Kloosterman told the board that with 18 concerts it would cost the Village and Town about $75,000 for police services, while Winkley said the cost was closer to $30,000.
Brochey has said he would also like to eliminate money paid to Artpark that comes to Lewiston in Modern Disposal tipping fees, approximately $100,000 or more per year, but the board did not take any action to change that.
The board voted to release the tipping fees already owed to Artpark and Company, subject to an invoice for police services. The board agreed to meet to work out the correct amount.
Winkley said he should be able to vote on the matter because he is no longer on the Artpark board, but he agreed to recuse himself at Brochey’s request.
John Camp, chairman of the Artpark Board of Directors, said before the meeting that the town was within its rights to redirect its funds, but said Artpark does not have $1.3 million in revenues, as was stated by Brochey at a prior meeting and said some of those funds are grants that were received to upgrade Artpark.
“Artpark’s budget generally breaks even every year,” Camp said. “In no way shape or form have we ever made $1.3 million a year.”
He said funding is used to support the mission of providing family programs, and the money from tipping fees is part of the budget planning.
He said Artpark receives $100,000 to $120,000 each year and those funds are specifically designated for family programs.
“Overall Artpark does not have deep pockets,” said Camp. “We’ve invested considerably in making the park better.”
After a lengthy discussion, Brochey suggested Winkley was on the side of Artpark. Brochey said he was trying to avoid the town having to pay a tax.
Winkley said he wanted to get a true bill for Artpark and not a double bill for officers who already would be working anyway. After noting his lengthy term as Lewiston police chief, Winkley added: “Don’t ever question my heart in Lewiston again.”
Brochey, who is a former Lewiston village trustee, said he has been working for the past year to get Artpark to pay more and said the Town of Lewiston could use the money because of reduced tipping fees for the town and a drop in sales tax revenues.
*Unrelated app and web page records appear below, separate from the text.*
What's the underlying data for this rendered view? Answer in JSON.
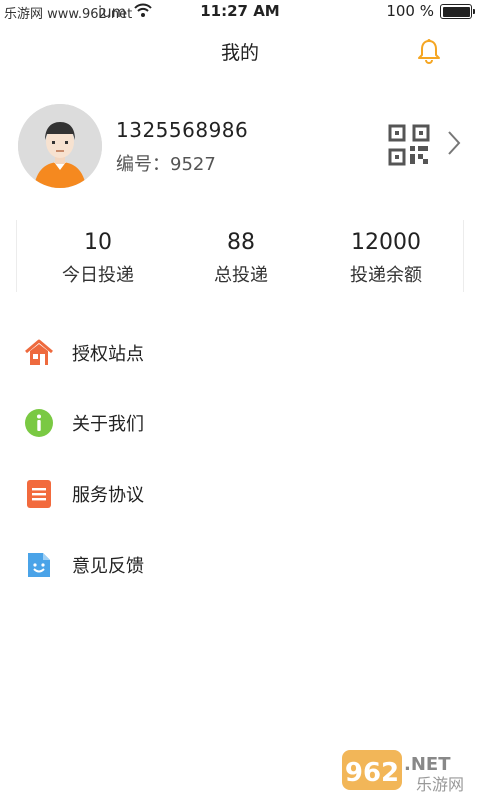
{
  "status_bar": {
    "watermark_url": "乐游网 www.962.net",
    "carrier": "ium",
    "time": "11:27 AM",
    "battery": "100 %"
  },
  "nav": {
    "title": "我的",
    "bell_icon": "bell-icon",
    "bell_color": "#f5a623"
  },
  "profile": {
    "phone": "1325568986",
    "id_text": "编号：9527",
    "qr_icon": "qr-code-icon",
    "chevron_icon": "chevron-right-icon"
  },
  "stats": [
    {
      "value": "10",
      "label": "今日投递"
    },
    {
      "value": "88",
      "label": "总投递"
    },
    {
      "value": "12000",
      "label": "投递余额"
    }
  ],
  "menu": [
    {
      "label": "授权站点",
      "icon": "house-icon",
      "color": "#ee6a3e"
    },
    {
      "label": "关于我们",
      "icon": "info-icon",
      "color": "#7ac943"
    },
    {
      "label": "服务协议",
      "icon": "document-icon",
      "color": "#f26a3d"
    },
    {
      "label": "意见反馈",
      "icon": "feedback-icon",
      "color": "#4aa3e8"
    }
  ],
  "watermark": {
    "number": "962",
    "suffix": ".NET",
    "site_name": "乐游网"
  }
}
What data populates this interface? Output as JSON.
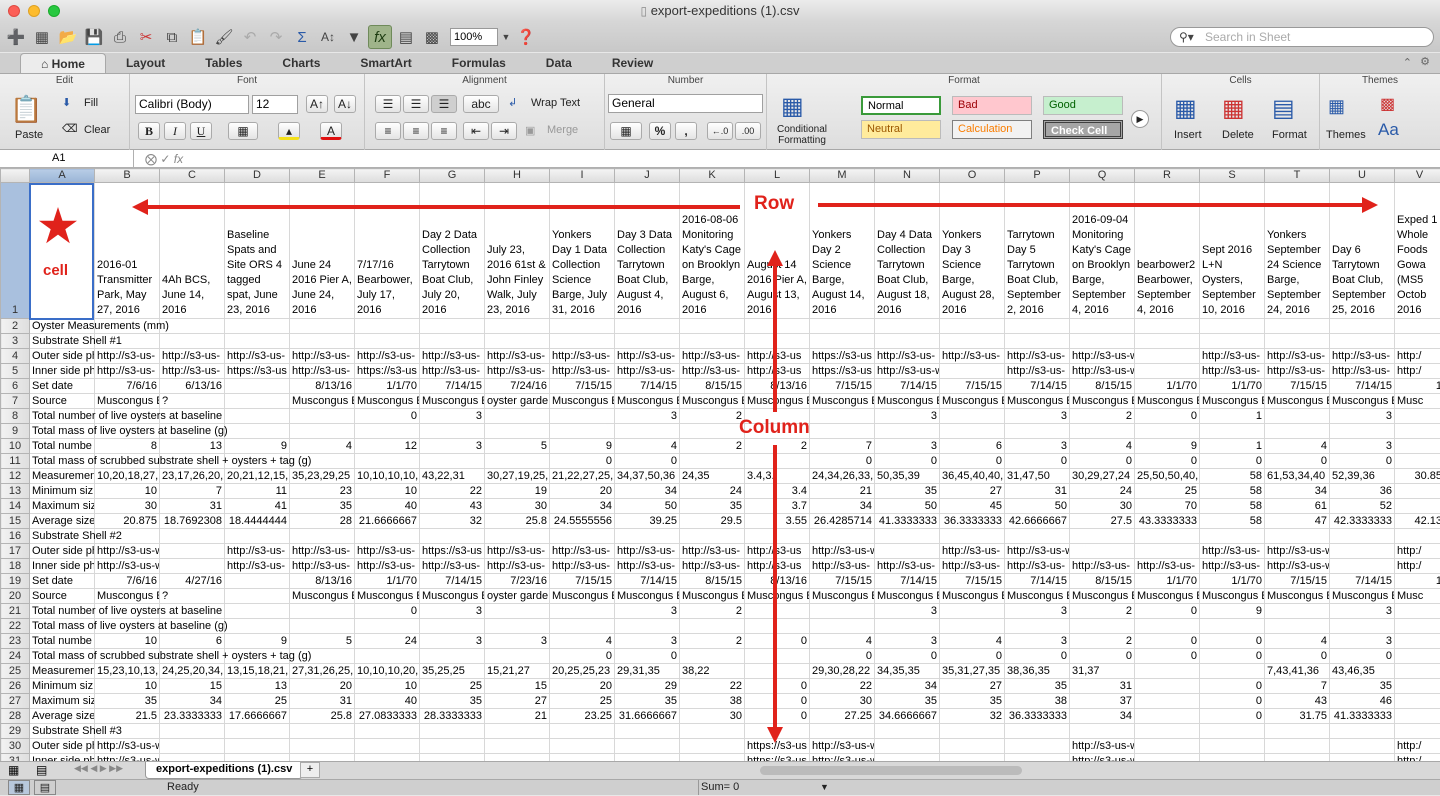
{
  "window": {
    "title": "export-expeditions (1).csv"
  },
  "toolbar": {
    "zoom": "100%",
    "search_placeholder": "Search in Sheet"
  },
  "ribbon_tabs": [
    "Home",
    "Layout",
    "Tables",
    "Charts",
    "SmartArt",
    "Formulas",
    "Data",
    "Review"
  ],
  "ribbon": {
    "groups": {
      "edit": "Edit",
      "font": "Font",
      "alignment": "Alignment",
      "number": "Number",
      "format": "Format",
      "cells": "Cells",
      "themes": "Themes"
    },
    "paste": "Paste",
    "fill": "Fill",
    "clear": "Clear",
    "font_name": "Calibri (Body)",
    "font_size": "12",
    "bold": "B",
    "italic": "I",
    "underline": "U",
    "wrap_text": "Wrap Text",
    "merge": "Merge",
    "abc": "abc",
    "number_format": "General",
    "conditional_formatting": "Conditional Formatting",
    "styles": {
      "normal": "Normal",
      "bad": "Bad",
      "good": "Good",
      "neutral": "Neutral",
      "calculation": "Calculation",
      "check_cell": "Check Cell"
    },
    "insert": "Insert",
    "delete": "Delete",
    "format": "Format",
    "themes": "Themes",
    "aa": "Aa"
  },
  "formula_bar": {
    "cell_ref": "A1",
    "fx": "fx",
    "content": ""
  },
  "columns": [
    "A",
    "B",
    "C",
    "D",
    "E",
    "F",
    "G",
    "H",
    "I",
    "J",
    "K",
    "L",
    "M",
    "N",
    "O",
    "P",
    "Q",
    "R",
    "S",
    "T",
    "U",
    "V"
  ],
  "header_row": [
    "",
    "2016-01 Transmitter Park, May 27, 2016",
    "4Ah BCS, June 14, 2016",
    "Baseline Spats and Site ORS 4 tagged spat, June 23, 2016",
    "June 24 2016 Pier A, June 24, 2016",
    "7/17/16 Bearbower, July 17, 2016",
    "Day 2 Data Collection Tarrytown Boat Club, July 20, 2016",
    "July 23, 2016 61st & John Finley Walk, July 23, 2016",
    "Yonkers Day 1 Data Collection Science Barge, July 31, 2016",
    "Day 3 Data Collection Tarrytown Boat Club, August 4, 2016",
    "2016-08-06 Monitoring Katy's Cage on Brooklyn Barge, August 6, 2016",
    "August 14 2016 Pier A, August 13, 2016",
    "Yonkers Day 2 Science Barge, August 14, 2016",
    "Day 4 Data Collection Tarrytown Boat Club, August 18, 2016",
    "Yonkers Day 3 Science Barge, August 28, 2016",
    "Tarrytown Day 5 Tarrytown Boat Club, September 2, 2016",
    "2016-09-04 Monitoring Katy's Cage on Brooklyn Barge, September 4, 2016",
    "bearbower2 Bearbower, September 4, 2016",
    "Sept 2016 L+N Oysters, September 10, 2016",
    "Yonkers September 24 Science Barge, September 24, 2016",
    "Day 6 Tarrytown Boat Club, September 25, 2016",
    "Exped 1 Whole Foods Gowa (MS5 Octob 2016"
  ],
  "rows": [
    {
      "n": "2",
      "cells": [
        "Oyster Measurements (mm)"
      ]
    },
    {
      "n": "3",
      "cells": [
        "Substrate Shell #1"
      ]
    },
    {
      "n": "4",
      "cells": [
        "Outer side ph",
        "http://s3-us-",
        "http://s3-us-",
        "http://s3-us-",
        "http://s3-us-",
        "http://s3-us-",
        "http://s3-us-",
        "http://s3-us-",
        "http://s3-us-",
        "http://s3-us-",
        "http://s3-us-",
        "http://s3-us",
        "https://s3-us",
        "http://s3-us-",
        "http://s3-us-",
        "http://s3-us-",
        "http://s3-us-west-1.amazo",
        "",
        "http://s3-us-",
        "http://s3-us-",
        "http://s3-us-",
        "http:/"
      ]
    },
    {
      "n": "5",
      "cells": [
        "Inner side ph",
        "http://s3-us-",
        "http://s3-us-",
        "https://s3-us",
        "http://s3-us-",
        "https://s3-us",
        "http://s3-us-",
        "http://s3-us-",
        "http://s3-us-",
        "http://s3-us-",
        "http://s3-us-",
        "http://s3-us",
        "https://s3-us",
        "http://s3-us-west-1.amazo",
        "",
        "http://s3-us-",
        "http://s3-us-west-1.amazo",
        "",
        "http://s3-us-",
        "http://s3-us-",
        "http://s3-us-",
        "http:/"
      ]
    },
    {
      "n": "6",
      "cells": [
        "Set date",
        "7/6/16",
        "6/13/16",
        "",
        "8/13/16",
        "1/1/70",
        "7/14/15",
        "7/24/16",
        "7/15/15",
        "7/14/15",
        "8/15/15",
        "8/13/16",
        "7/15/15",
        "7/14/15",
        "7/15/15",
        "7/14/15",
        "8/15/15",
        "1/1/70",
        "1/1/70",
        "7/15/15",
        "7/14/15",
        "1"
      ]
    },
    {
      "n": "7",
      "cells": [
        "Source",
        "Muscongus E",
        "?",
        "",
        "Muscongus E",
        "Muscongus E",
        "Muscongus E",
        "oyster garde",
        "Muscongus E",
        "Muscongus E",
        "Muscongus E",
        "Muscongus E",
        "Muscongus E",
        "Muscongus E",
        "Muscongus E",
        "Muscongus E",
        "Muscongus E",
        "Muscongus E",
        "Muscongus E",
        "Muscongus E",
        "Muscongus E",
        "Musc"
      ]
    },
    {
      "n": "8",
      "cells": [
        "Total number of live oysters at baseline",
        "",
        "",
        "",
        "",
        "0",
        "3",
        "",
        "",
        "3",
        "2",
        "",
        "",
        "3",
        "",
        "3",
        "2",
        "0",
        "1",
        "",
        "3",
        ""
      ]
    },
    {
      "n": "9",
      "cells": [
        "Total mass of live oysters at baseline (g)"
      ]
    },
    {
      "n": "10",
      "cells": [
        "Total numbe",
        "8",
        "13",
        "9",
        "4",
        "12",
        "3",
        "5",
        "9",
        "4",
        "2",
        "2",
        "7",
        "3",
        "6",
        "3",
        "4",
        "9",
        "1",
        "4",
        "3",
        ""
      ]
    },
    {
      "n": "11",
      "cells": [
        "Total mass of scrubbed substrate shell + oysters + tag (g)",
        "",
        "",
        "",
        "",
        "",
        "",
        "",
        "0",
        "0",
        "",
        "",
        "0",
        "0",
        "0",
        "0",
        "0",
        "0",
        "0",
        "0",
        "0",
        ""
      ]
    },
    {
      "n": "12",
      "cells": [
        "Measuremen",
        "10,20,18,27,",
        "23,17,26,20,",
        "20,21,12,15,",
        "35,23,29,25",
        "10,10,10,10,",
        "43,22,31",
        "30,27,19,25,",
        "21,22,27,25,",
        "34,37,50,36",
        "24,35",
        "3.4,3.",
        "24,34,26,33,",
        "50,35,39",
        "36,45,40,40,",
        "31,47,50",
        "30,29,27,24",
        "25,50,50,40,",
        "58",
        "61,53,34,40",
        "52,39,36",
        "30.85"
      ]
    },
    {
      "n": "13",
      "cells": [
        "Minimum siz",
        "10",
        "7",
        "11",
        "23",
        "10",
        "22",
        "19",
        "20",
        "34",
        "24",
        "3.4",
        "21",
        "35",
        "27",
        "31",
        "24",
        "25",
        "58",
        "34",
        "36",
        ""
      ]
    },
    {
      "n": "14",
      "cells": [
        "Maximum siz",
        "30",
        "31",
        "41",
        "35",
        "40",
        "43",
        "30",
        "34",
        "50",
        "35",
        "3.7",
        "34",
        "50",
        "45",
        "50",
        "30",
        "70",
        "58",
        "61",
        "52",
        ""
      ]
    },
    {
      "n": "15",
      "cells": [
        "Average size",
        "20.875",
        "18.7692308",
        "18.4444444",
        "28",
        "21.6666667",
        "32",
        "25.8",
        "24.5555556",
        "39.25",
        "29.5",
        "3.55",
        "26.4285714",
        "41.3333333",
        "36.3333333",
        "42.6666667",
        "27.5",
        "43.3333333",
        "58",
        "47",
        "42.3333333",
        "42.13"
      ]
    },
    {
      "n": "16",
      "cells": [
        "Substrate Shell #2"
      ]
    },
    {
      "n": "17",
      "cells": [
        "Outer side ph",
        "http://s3-us-west-1.amazo",
        "",
        "http://s3-us-",
        "http://s3-us-",
        "http://s3-us-",
        "https://s3-us",
        "http://s3-us-",
        "http://s3-us-",
        "http://s3-us-",
        "http://s3-us-",
        "http://s3-us",
        "http://s3-us-west-1.amazo",
        "",
        "http://s3-us-",
        "http://s3-us-west-1.amazonaws.com/d",
        "",
        "",
        "http://s3-us-",
        "http://s3-us-west-1.amazo",
        "",
        "http:/"
      ]
    },
    {
      "n": "18",
      "cells": [
        "Inner side ph",
        "http://s3-us-west-1.amazo",
        "",
        "http://s3-us-",
        "http://s3-us-",
        "http://s3-us-",
        "http://s3-us-",
        "http://s3-us-",
        "http://s3-us-",
        "http://s3-us-",
        "http://s3-us-",
        "http://s3-us",
        "http://s3-us-",
        "http://s3-us-",
        "http://s3-us-",
        "http://s3-us-",
        "http://s3-us-",
        "http://s3-us-",
        "http://s3-us-",
        "http://s3-us-west-1.amazo",
        "",
        "http:/"
      ]
    },
    {
      "n": "19",
      "cells": [
        "Set date",
        "7/6/16",
        "4/27/16",
        "",
        "8/13/16",
        "1/1/70",
        "7/14/15",
        "7/23/16",
        "7/15/15",
        "7/14/15",
        "8/15/15",
        "8/13/16",
        "7/15/15",
        "7/14/15",
        "7/15/15",
        "7/14/15",
        "8/15/15",
        "1/1/70",
        "1/1/70",
        "7/15/15",
        "7/14/15",
        "1"
      ]
    },
    {
      "n": "20",
      "cells": [
        "Source",
        "Muscongus E",
        "?",
        "",
        "Muscongus E",
        "Muscongus E",
        "Muscongus E",
        "oyster garde",
        "Muscongus E",
        "Muscongus E",
        "Muscongus E",
        "Muscongus E",
        "Muscongus E",
        "Muscongus E",
        "Muscongus E",
        "Muscongus E",
        "Muscongus E",
        "Muscongus E",
        "Muscongus E",
        "Muscongus E",
        "Muscongus E",
        "Musc"
      ]
    },
    {
      "n": "21",
      "cells": [
        "Total number of live oysters at baseline",
        "",
        "",
        "",
        "",
        "0",
        "3",
        "",
        "",
        "3",
        "2",
        "",
        "",
        "3",
        "",
        "3",
        "2",
        "0",
        "9",
        "",
        "3",
        ""
      ]
    },
    {
      "n": "22",
      "cells": [
        "Total mass of live oysters at baseline (g)"
      ]
    },
    {
      "n": "23",
      "cells": [
        "Total numbe",
        "10",
        "6",
        "9",
        "5",
        "24",
        "3",
        "3",
        "4",
        "3",
        "2",
        "0",
        "4",
        "3",
        "4",
        "3",
        "2",
        "0",
        "0",
        "4",
        "3",
        ""
      ]
    },
    {
      "n": "24",
      "cells": [
        "Total mass of scrubbed substrate shell + oysters + tag (g)",
        "",
        "",
        "",
        "",
        "",
        "",
        "",
        "0",
        "0",
        "",
        "",
        "0",
        "0",
        "0",
        "0",
        "0",
        "0",
        "0",
        "0",
        "0",
        ""
      ]
    },
    {
      "n": "25",
      "cells": [
        "Measuremen",
        "15,23,10,13,",
        "24,25,20,34,",
        "13,15,18,21,",
        "27,31,26,25,",
        "10,10,10,20,",
        "35,25,25",
        "15,21,27",
        "20,25,25,23",
        "29,31,35",
        "38,22",
        "",
        "29,30,28,22",
        "34,35,35",
        "35,31,27,35",
        "38,36,35",
        "31,37",
        "",
        "",
        "7,43,41,36",
        "43,46,35",
        ""
      ]
    },
    {
      "n": "26",
      "cells": [
        "Minimum siz",
        "10",
        "15",
        "13",
        "20",
        "10",
        "25",
        "15",
        "20",
        "29",
        "22",
        "0",
        "22",
        "34",
        "27",
        "35",
        "31",
        "",
        "0",
        "7",
        "35",
        ""
      ]
    },
    {
      "n": "27",
      "cells": [
        "Maximum siz",
        "35",
        "34",
        "25",
        "31",
        "40",
        "35",
        "27",
        "25",
        "35",
        "38",
        "0",
        "30",
        "35",
        "35",
        "38",
        "37",
        "",
        "0",
        "43",
        "46",
        ""
      ]
    },
    {
      "n": "28",
      "cells": [
        "Average size",
        "21.5",
        "23.3333333",
        "17.6666667",
        "25.8",
        "27.0833333",
        "28.3333333",
        "21",
        "23.25",
        "31.6666667",
        "30",
        "0",
        "27.25",
        "34.6666667",
        "32",
        "36.3333333",
        "34",
        "",
        "0",
        "31.75",
        "41.3333333",
        ""
      ]
    },
    {
      "n": "29",
      "cells": [
        "Substrate Shell #3"
      ]
    },
    {
      "n": "30",
      "cells": [
        "Outer side ph",
        "http://s3-us-west-1.amazonaws.com/d",
        "",
        "",
        "",
        "",
        "",
        "",
        "",
        "",
        "",
        "https://s3-us",
        "http://s3-us-west-1.amazonaws.com/digital-platform",
        "",
        "",
        "",
        "http://s3-us-west-1.amazonaws.com/digital-platform",
        "",
        "",
        "",
        "",
        "http:/"
      ]
    },
    {
      "n": "31",
      "cells": [
        "Inner side ph",
        "http://s3-us-west-1.amazonaws.com/d",
        "",
        "",
        "",
        "",
        "",
        "",
        "",
        "",
        "",
        "https://s3-us",
        "http://s3-us-west-1.amazonaws.com/digital-platform",
        "",
        "",
        "",
        "http://s3-us-west-1.amazonaws.com/digital-platform",
        "",
        "",
        "",
        "",
        "http:/"
      ]
    }
  ],
  "sheet_tab": "export-expeditions (1).csv",
  "status": {
    "ready": "Ready",
    "sum": "Sum= 0"
  },
  "annotations": {
    "row": "Row",
    "column": "Column",
    "cell": "cell"
  },
  "annotation_color": "#e0221b",
  "selection_color": "#3a6ec8"
}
Camp said after the meeting, that “We are willing to pay for the true out of pocket costs for police overtime. ... But let’s get the true facts on the table. We are lucky if we break even.”
Camp said Artpark did not pay the town for police costs last year because it did not get a bill.